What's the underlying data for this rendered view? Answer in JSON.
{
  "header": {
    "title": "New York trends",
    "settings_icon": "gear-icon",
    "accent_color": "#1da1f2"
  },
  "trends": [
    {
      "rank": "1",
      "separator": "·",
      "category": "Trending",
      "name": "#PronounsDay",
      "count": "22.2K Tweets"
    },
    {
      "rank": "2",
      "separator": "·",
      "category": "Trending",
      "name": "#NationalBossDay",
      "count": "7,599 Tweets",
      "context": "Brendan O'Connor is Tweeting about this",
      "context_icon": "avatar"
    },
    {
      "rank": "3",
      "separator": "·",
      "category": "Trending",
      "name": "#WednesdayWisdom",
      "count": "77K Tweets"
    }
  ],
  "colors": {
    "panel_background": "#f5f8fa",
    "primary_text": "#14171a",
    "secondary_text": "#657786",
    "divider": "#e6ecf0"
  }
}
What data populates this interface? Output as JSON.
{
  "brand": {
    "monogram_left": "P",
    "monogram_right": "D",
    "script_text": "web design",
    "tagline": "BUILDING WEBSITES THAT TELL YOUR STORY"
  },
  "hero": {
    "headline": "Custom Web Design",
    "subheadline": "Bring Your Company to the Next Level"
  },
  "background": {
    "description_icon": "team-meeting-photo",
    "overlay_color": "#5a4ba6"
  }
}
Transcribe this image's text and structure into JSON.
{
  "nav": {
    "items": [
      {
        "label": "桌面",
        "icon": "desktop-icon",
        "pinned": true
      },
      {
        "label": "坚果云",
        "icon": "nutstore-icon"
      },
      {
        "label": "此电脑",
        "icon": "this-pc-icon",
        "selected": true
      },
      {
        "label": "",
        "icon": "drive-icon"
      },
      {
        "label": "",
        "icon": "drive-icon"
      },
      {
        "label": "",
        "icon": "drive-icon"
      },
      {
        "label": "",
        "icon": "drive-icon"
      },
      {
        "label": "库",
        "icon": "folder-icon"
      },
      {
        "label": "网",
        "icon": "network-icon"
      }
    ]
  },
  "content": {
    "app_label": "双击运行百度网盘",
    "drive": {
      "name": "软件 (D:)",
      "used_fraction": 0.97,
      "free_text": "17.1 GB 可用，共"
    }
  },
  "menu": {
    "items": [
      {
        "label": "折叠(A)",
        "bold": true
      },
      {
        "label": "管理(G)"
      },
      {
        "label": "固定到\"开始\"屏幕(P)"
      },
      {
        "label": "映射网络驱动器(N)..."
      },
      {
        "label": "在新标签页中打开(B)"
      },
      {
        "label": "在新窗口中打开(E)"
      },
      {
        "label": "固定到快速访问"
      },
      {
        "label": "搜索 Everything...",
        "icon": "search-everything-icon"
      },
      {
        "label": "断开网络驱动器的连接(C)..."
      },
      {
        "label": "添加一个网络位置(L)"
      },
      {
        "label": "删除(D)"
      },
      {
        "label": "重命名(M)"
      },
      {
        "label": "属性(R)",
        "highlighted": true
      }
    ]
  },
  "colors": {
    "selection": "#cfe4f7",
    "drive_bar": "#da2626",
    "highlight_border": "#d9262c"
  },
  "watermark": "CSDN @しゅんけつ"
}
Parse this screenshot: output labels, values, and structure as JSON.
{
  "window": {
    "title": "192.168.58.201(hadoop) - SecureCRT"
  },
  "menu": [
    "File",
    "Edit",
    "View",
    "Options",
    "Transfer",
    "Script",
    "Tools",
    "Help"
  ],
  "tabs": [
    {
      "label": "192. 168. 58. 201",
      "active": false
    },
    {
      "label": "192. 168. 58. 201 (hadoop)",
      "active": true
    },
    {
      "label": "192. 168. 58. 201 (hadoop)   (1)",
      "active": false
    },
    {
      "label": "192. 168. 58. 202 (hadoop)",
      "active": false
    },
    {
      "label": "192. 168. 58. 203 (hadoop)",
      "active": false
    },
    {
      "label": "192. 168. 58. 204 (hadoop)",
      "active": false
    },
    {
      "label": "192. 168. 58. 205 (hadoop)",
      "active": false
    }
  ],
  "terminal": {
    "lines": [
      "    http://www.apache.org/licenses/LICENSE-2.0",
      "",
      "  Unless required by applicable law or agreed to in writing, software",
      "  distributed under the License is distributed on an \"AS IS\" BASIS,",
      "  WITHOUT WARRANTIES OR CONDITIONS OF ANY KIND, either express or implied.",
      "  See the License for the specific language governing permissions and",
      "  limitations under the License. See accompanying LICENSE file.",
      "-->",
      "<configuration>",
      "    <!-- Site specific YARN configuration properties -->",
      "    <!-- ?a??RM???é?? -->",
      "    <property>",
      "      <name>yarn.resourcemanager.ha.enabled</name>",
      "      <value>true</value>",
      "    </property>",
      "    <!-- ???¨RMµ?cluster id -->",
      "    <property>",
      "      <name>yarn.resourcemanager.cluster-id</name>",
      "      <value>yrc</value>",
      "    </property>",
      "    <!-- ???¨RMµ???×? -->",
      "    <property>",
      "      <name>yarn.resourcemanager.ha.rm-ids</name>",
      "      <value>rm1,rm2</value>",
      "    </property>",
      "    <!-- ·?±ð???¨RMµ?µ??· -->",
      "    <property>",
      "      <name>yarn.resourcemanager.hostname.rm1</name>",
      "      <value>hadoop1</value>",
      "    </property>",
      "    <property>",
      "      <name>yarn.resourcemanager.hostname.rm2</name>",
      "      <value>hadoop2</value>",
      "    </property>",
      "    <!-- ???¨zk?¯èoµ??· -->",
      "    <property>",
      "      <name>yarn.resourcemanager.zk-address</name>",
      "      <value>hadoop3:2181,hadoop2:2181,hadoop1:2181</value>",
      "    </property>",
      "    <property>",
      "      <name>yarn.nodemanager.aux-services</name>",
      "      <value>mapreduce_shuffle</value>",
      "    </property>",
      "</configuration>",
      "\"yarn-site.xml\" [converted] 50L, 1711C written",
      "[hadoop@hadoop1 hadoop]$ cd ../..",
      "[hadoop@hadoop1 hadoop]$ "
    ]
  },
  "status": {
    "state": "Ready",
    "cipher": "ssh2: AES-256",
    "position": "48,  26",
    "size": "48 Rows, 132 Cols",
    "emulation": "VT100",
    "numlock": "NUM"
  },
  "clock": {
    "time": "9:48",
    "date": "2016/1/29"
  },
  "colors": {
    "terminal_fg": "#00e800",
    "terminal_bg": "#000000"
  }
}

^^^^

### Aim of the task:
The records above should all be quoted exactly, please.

### Solved problem:
What's the underlying data for this rendered view? Answer in JSON.
{
  "header": {
    "title": "New York trends",
    "settings_icon": "gear-icon",
    "accent_color": "#1da1f2"
  },
  "trends": [
    {
      "rank": "1",
      "separator": "·",
      "category": "Trending",
      "name": "#PronounsDay",
      "count": "22.2K Tweets"
    },
    {
      "rank": "2",
      "separator": "·",
      "category": "Trending",
      "name": "#NationalBossDay",
      "count": "7,599 Tweets",
      "context": "Brendan O'Connor is Tweeting about this",
      "context_icon": "avatar"
    },
    {
      "rank": "3",
      "separator": "·",
      "category": "Trending",
      "name": "#WednesdayWisdom",
      "count": "77K Tweets"
    }
  ],
  "colors": {
    "panel_background": "#f5f8fa",
    "primary_text": "#14171a",
    "secondary_text": "#657786",
    "divider": "#e6ecf0"
  }
}
What data populates this interface? Output as JSON.
{
  "brand": {
    "monogram_left": "P",
    "monogram_right": "D",
    "script_text": "web design",
    "tagline": "BUILDING WEBSITES THAT TELL YOUR STORY"
  },
  "hero": {
    "headline": "Custom Web Design",
    "subheadline": "Bring Your Company to the Next Level"
  },
  "background": {
    "description_icon": "team-meeting-photo",
    "overlay_color": "#5a4ba6"
  }
}
Transcribe this image's text and structure into JSON.
{
  "nav": {
    "items": [
      {
        "label": "桌面",
        "icon": "desktop-icon",
        "pinned": true
      },
      {
        "label": "坚果云",
        "icon": "nutstore-icon"
      },
      {
        "label": "此电脑",
        "icon": "this-pc-icon",
        "selected": true
      },
      {
        "label": "",
        "icon": "drive-icon"
      },
      {
        "label": "",
        "icon": "drive-icon"
      },
      {
        "label": "",
        "icon": "drive-icon"
      },
      {
        "label": "",
        "icon": "drive-icon"
      },
      {
        "label": "库",
        "icon": "folder-icon"
      },
      {
        "label": "网",
        "icon": "network-icon"
      }
    ]
  },
  "content": {
    "app_label": "双击运行百度网盘",
    "drive": {
      "name": "软件 (D:)",
      "used_fraction": 0.97,
      "free_text": "17.1 GB 可用，共"
    }
  },
  "menu": {
    "items": [
      {
        "label": "折叠(A)",
        "bold": true
      },
      {
        "label": "管理(G)"
      },
      {
        "label": "固定到\"开始\"屏幕(P)"
      },
      {
        "label": "映射网络驱动器(N)..."
      },
      {
        "label": "在新标签页中打开(B)"
      },
      {
        "label": "在新窗口中打开(E)"
      },
      {
        "label": "固定到快速访问"
      },
      {
        "label": "搜索 Everything...",
        "icon": "search-everything-icon"
      },
      {
        "label": "断开网络驱动器的连接(C)..."
      },
      {
        "label": "添加一个网络位置(L)"
      },
      {
        "label": "删除(D)"
      },
      {
        "label": "重命名(M)"
      },
      {
        "label": "属性(R)",
        "highlighted": true
      }
    ]
  },
  "colors": {
    "selection": "#cfe4f7",
    "drive_bar": "#da2626",
    "highlight_border": "#d9262c"
  },
  "watermark": "CSDN @しゅんけつ"
}
Parse this screenshot: output labels, values, and structure as JSON.
{
  "window": {
    "title": "192.168.58.201(hadoop) - SecureCRT"
  },
  "menu": [
    "File",
    "Edit",
    "View",
    "Options",
    "Transfer",
    "Script",
    "Tools",
    "Help"
  ],
  "tabs": [
    {
      "label": "192. 168. 58. 201",
      "active": false
    },
    {
      "label": "192. 168. 58. 201 (hadoop)",
      "active": true
    },
    {
      "label": "192. 168. 58. 201 (hadoop)   (1)",
      "active": false
    },
    {
      "label": "192. 168. 58. 202 (hadoop)",
      "active": false
    },
    {
      "label": "192. 168. 58. 203 (hadoop)",
      "active": false
    },
    {
      "label": "192. 168. 58. 204 (hadoop)",
      "active": false
    },
    {
      "label": "192. 168. 58. 205 (hadoop)",
      "active": false
    }
  ],
  "terminal": {
    "lines": [
      "    http://www.apache.org/licenses/LICENSE-2.0",
      "",
      "  Unless required by applicable law or agreed to in writing, software",
      "  distributed under the License is distributed on an \"AS IS\" BASIS,",
      "  WITHOUT WARRANTIES OR CONDITIONS OF ANY KIND, either express or implied.",
      "  See the License for the specific language governing permissions and",
      "  limitations under the License. See accompanying LICENSE file.",
      "-->",
      "<configuration>",
      "    <!-- Site specific YARN configuration properties -->",
      "    <!-- ?a??RM???é?? -->",
      "    <property>",
      "      <name>yarn.resourcemanager.ha.enabled</name>",
      "      <value>true</value>",
      "    </property>",
      "    <!-- ???¨RMµ?cluster id -->",
      "    <property>",
      "      <name>yarn.resourcemanager.cluster-id</name>",
      "      <value>yrc</value>",
      "    </property>",
      "    <!-- ???¨RMµ???×? -->",
      "    <property>",
      "      <name>yarn.resourcemanager.ha.rm-ids</name>",
      "      <value>rm1,rm2</value>",
      "    </property>",
      "    <!-- ·?±ð???¨RMµ?µ??· -->",
      "    <property>",
      "      <name>yarn.resourcemanager.hostname.rm1</name>",
      "      <value>hadoop1</value>",
      "    </property>",
      "    <property>",
      "      <name>yarn.resourcemanager.hostname.rm2</name>",
      "      <value>hadoop2</value>",
      "    </property>",
      "    <!-- ???¨zk?¯èoµ??· -->",
      "    <property>",
      "      <name>yarn.resourcemanager.zk-address</name>",
      "      <value>hadoop3:2181,hadoop2:2181,hadoop1:2181</value>",
      "    </property>",
      "    <property>",
      "      <name>yarn.nodemanager.aux-services</name>",
      "      <value>mapreduce_shuffle</value>",
      "    </property>",
      "</configuration>",
      "\"yarn-site.xml\" [converted] 50L, 1711C written",
      "[hadoop@hadoop1 hadoop]$ cd ../..",
      "[hadoop@hadoop1 hadoop]$ "
    ]
  },
  "status": {
    "state": "Ready",
    "cipher": "ssh2: AES-256",
    "position": "48,  26",
    "size": "48 Rows, 132 Cols",
    "emulation": "VT100",
    "numlock": "NUM"
  },
  "clock": {
    "time": "9:48",
    "date": "2016/1/29"
  },
  "colors": {
    "terminal_fg": "#00e800",
    "terminal_bg": "#000000"
  }
}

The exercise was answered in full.